**** Exercise material ****

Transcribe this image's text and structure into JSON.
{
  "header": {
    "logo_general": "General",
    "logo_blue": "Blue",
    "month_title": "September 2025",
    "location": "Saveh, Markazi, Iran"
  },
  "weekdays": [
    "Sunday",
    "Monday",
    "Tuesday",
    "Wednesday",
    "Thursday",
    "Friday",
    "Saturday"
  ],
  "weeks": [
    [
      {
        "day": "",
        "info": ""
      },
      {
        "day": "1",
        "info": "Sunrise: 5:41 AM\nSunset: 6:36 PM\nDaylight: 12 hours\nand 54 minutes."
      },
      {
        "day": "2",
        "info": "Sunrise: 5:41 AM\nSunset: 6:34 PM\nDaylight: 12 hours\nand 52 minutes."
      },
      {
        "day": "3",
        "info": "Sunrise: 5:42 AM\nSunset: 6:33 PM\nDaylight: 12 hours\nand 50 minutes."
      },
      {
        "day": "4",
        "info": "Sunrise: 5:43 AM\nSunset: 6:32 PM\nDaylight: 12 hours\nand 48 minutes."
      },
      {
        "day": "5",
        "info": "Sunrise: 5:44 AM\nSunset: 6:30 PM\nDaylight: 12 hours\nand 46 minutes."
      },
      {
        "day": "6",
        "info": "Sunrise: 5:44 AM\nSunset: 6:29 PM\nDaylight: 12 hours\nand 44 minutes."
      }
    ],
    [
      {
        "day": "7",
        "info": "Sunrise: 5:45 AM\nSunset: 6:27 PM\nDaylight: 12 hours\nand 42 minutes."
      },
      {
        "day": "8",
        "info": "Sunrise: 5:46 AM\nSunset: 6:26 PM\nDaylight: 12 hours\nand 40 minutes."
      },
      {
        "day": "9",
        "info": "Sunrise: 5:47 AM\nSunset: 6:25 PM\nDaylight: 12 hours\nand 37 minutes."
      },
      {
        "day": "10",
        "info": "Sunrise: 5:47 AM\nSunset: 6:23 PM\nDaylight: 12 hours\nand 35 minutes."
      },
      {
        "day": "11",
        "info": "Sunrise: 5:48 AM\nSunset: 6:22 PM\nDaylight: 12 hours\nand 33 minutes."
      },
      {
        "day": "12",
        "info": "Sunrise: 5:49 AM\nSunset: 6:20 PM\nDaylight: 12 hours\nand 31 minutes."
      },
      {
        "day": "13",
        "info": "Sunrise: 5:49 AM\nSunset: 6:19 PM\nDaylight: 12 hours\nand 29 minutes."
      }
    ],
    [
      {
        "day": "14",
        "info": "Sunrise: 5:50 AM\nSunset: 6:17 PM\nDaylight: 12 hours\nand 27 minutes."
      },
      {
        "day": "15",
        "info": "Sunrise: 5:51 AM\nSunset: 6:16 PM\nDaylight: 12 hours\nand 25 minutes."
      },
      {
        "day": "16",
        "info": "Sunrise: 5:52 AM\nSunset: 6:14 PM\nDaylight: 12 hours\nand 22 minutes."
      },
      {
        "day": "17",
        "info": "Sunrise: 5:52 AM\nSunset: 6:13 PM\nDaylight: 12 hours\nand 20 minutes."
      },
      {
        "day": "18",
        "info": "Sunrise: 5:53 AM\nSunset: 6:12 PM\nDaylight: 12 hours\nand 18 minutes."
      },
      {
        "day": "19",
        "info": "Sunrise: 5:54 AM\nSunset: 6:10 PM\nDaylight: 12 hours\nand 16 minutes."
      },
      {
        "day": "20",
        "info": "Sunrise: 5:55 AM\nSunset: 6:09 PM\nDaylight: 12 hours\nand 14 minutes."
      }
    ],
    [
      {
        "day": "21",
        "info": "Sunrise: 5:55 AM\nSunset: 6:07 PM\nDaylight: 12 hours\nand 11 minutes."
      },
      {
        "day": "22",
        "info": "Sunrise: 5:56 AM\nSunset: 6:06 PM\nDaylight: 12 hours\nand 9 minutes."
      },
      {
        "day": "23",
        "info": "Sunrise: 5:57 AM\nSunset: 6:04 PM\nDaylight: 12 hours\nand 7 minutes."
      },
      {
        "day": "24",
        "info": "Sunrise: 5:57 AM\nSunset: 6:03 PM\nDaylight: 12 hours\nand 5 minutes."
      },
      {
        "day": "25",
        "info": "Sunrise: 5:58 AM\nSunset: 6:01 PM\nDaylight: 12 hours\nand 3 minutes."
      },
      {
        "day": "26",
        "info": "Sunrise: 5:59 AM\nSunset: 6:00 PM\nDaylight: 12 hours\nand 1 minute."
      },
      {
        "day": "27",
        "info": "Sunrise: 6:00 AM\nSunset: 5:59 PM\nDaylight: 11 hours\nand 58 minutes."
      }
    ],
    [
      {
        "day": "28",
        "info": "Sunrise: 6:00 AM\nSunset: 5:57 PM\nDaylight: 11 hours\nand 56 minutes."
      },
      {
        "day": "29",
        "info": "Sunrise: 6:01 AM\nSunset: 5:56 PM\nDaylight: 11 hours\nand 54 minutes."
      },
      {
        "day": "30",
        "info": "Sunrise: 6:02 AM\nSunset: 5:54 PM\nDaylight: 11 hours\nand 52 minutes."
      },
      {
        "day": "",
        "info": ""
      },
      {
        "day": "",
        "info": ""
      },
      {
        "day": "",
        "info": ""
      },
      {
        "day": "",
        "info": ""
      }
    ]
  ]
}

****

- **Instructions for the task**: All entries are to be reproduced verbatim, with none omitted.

- **Exercise output**:
Transcribe this image's text and structure into JSON.
{
  "header": {
    "logo_general": "General",
    "logo_blue": "Blue",
    "month_title": "September 2025",
    "location": "Saveh, Markazi, Iran"
  },
  "weekdays": [
    "Sunday",
    "Monday",
    "Tuesday",
    "Wednesday",
    "Thursday",
    "Friday",
    "Saturday"
  ],
  "weeks": [
    [
      {
        "day": "",
        "info": ""
      },
      {
        "day": "1",
        "info": "Sunrise: 5:41 AM\nSunset: 6:36 PM\nDaylight: 12 hours\nand 54 minutes."
      },
      {
        "day": "2",
        "info": "Sunrise: 5:41 AM\nSunset: 6:34 PM\nDaylight: 12 hours\nand 52 minutes."
      },
      {
        "day": "3",
        "info": "Sunrise: 5:42 AM\nSunset: 6:33 PM\nDaylight: 12 hours\nand 50 minutes."
      },
      {
        "day": "4",
        "info": "Sunrise: 5:43 AM\nSunset: 6:32 PM\nDaylight: 12 hours\nand 48 minutes."
      },
      {
        "day": "5",
        "info": "Sunrise: 5:44 AM\nSunset: 6:30 PM\nDaylight: 12 hours\nand 46 minutes."
      },
      {
        "day": "6",
        "info": "Sunrise: 5:44 AM\nSunset: 6:29 PM\nDaylight: 12 hours\nand 44 minutes."
      }
    ],
    [
      {
        "day": "7",
        "info": "Sunrise: 5:45 AM\nSunset: 6:27 PM\nDaylight: 12 hours\nand 42 minutes."
      },
      {
        "day": "8",
        "info": "Sunrise: 5:46 AM\nSunset: 6:26 PM\nDaylight: 12 hours\nand 40 minutes."
      },
      {
        "day": "9",
        "info": "Sunrise: 5:47 AM\nSunset: 6:25 PM\nDaylight: 12 hours\nand 37 minutes."
      },
      {
        "day": "10",
        "info": "Sunrise: 5:47 AM\nSunset: 6:23 PM\nDaylight: 12 hours\nand 35 minutes."
      },
      {
        "day": "11",
        "info": "Sunrise: 5:48 AM\nSunset: 6:22 PM\nDaylight: 12 hours\nand 33 minutes."
      },
      {
        "day": "12",
        "info": "Sunrise: 5:49 AM\nSunset: 6:20 PM\nDaylight: 12 hours\nand 31 minutes."
      },
      {
        "day": "13",
        "info": "Sunrise: 5:49 AM\nSunset: 6:19 PM\nDaylight: 12 hours\nand 29 minutes."
      }
    ],
    [
      {
        "day": "14",
        "info": "Sunrise: 5:50 AM\nSunset: 6:17 PM\nDaylight: 12 hours\nand 27 minutes."
      },
      {
        "day": "15",
        "info": "Sunrise: 5:51 AM\nSunset: 6:16 PM\nDaylight: 12 hours\nand 25 minutes."
      },
      {
        "day": "16",
        "info": "Sunrise: 5:52 AM\nSunset: 6:14 PM\nDaylight: 12 hours\nand 22 minutes."
      },
      {
        "day": "17",
        "info": "Sunrise: 5:52 AM\nSunset: 6:13 PM\nDaylight: 12 hours\nand 20 minutes."
      },
      {
        "day": "18",
        "info": "Sunrise: 5:53 AM\nSunset: 6:12 PM\nDaylight: 12 hours\nand 18 minutes."
      },
      {
        "day": "19",
        "info": "Sunrise: 5:54 AM\nSunset: 6:10 PM\nDaylight: 12 hours\nand 16 minutes."
      },
      {
        "day": "20",
        "info": "Sunrise: 5:55 AM\nSunset: 6:09 PM\nDaylight: 12 hours\nand 14 minutes."
      }
    ],
    [
      {
        "day": "21",
        "info": "Sunrise: 5:55 AM\nSunset: 6:07 PM\nDaylight: 12 hours\nand 11 minutes."
      },
      {
        "day": "22",
        "info": "Sunrise: 5:56 AM\nSunset: 6:06 PM\nDaylight: 12 hours\nand 9 minutes."
      },
      {
        "day": "23",
        "info": "Sunrise: 5:57 AM\nSunset: 6:04 PM\nDaylight: 12 hours\nand 7 minutes."
      },
      {
        "day": "24",
        "info": "Sunrise: 5:57 AM\nSunset: 6:03 PM\nDaylight: 12 hours\nand 5 minutes."
      },
      {
        "day": "25",
        "info": "Sunrise: 5:58 AM\nSunset: 6:01 PM\nDaylight: 12 hours\nand 3 minutes."
      },
      {
        "day": "26",
        "info": "Sunrise: 5:59 AM\nSunset: 6:00 PM\nDaylight: 12 hours\nand 1 minute."
      },
      {
        "day": "27",
        "info": "Sunrise: 6:00 AM\nSunset: 5:59 PM\nDaylight: 11 hours\nand 58 minutes."
      }
    ],
    [
      {
        "day": "28",
        "info": "Sunrise: 6:00 AM\nSunset: 5:57 PM\nDaylight: 11 hours\nand 56 minutes."
      },
      {
        "day": "29",
        "info": "Sunrise: 6:01 AM\nSunset: 5:56 PM\nDaylight: 11 hours\nand 54 minutes."
      },
      {
        "day": "30",
        "info": "Sunrise: 6:02 AM\nSunset: 5:54 PM\nDaylight: 11 hours\nand 52 minutes."
      },
      {
        "day": "",
        "info": ""
      },
      {
        "day": "",
        "info": ""
      },
      {
        "day": "",
        "info": ""
      },
      {
        "day": "",
        "info": ""
      }
    ]
  ]
}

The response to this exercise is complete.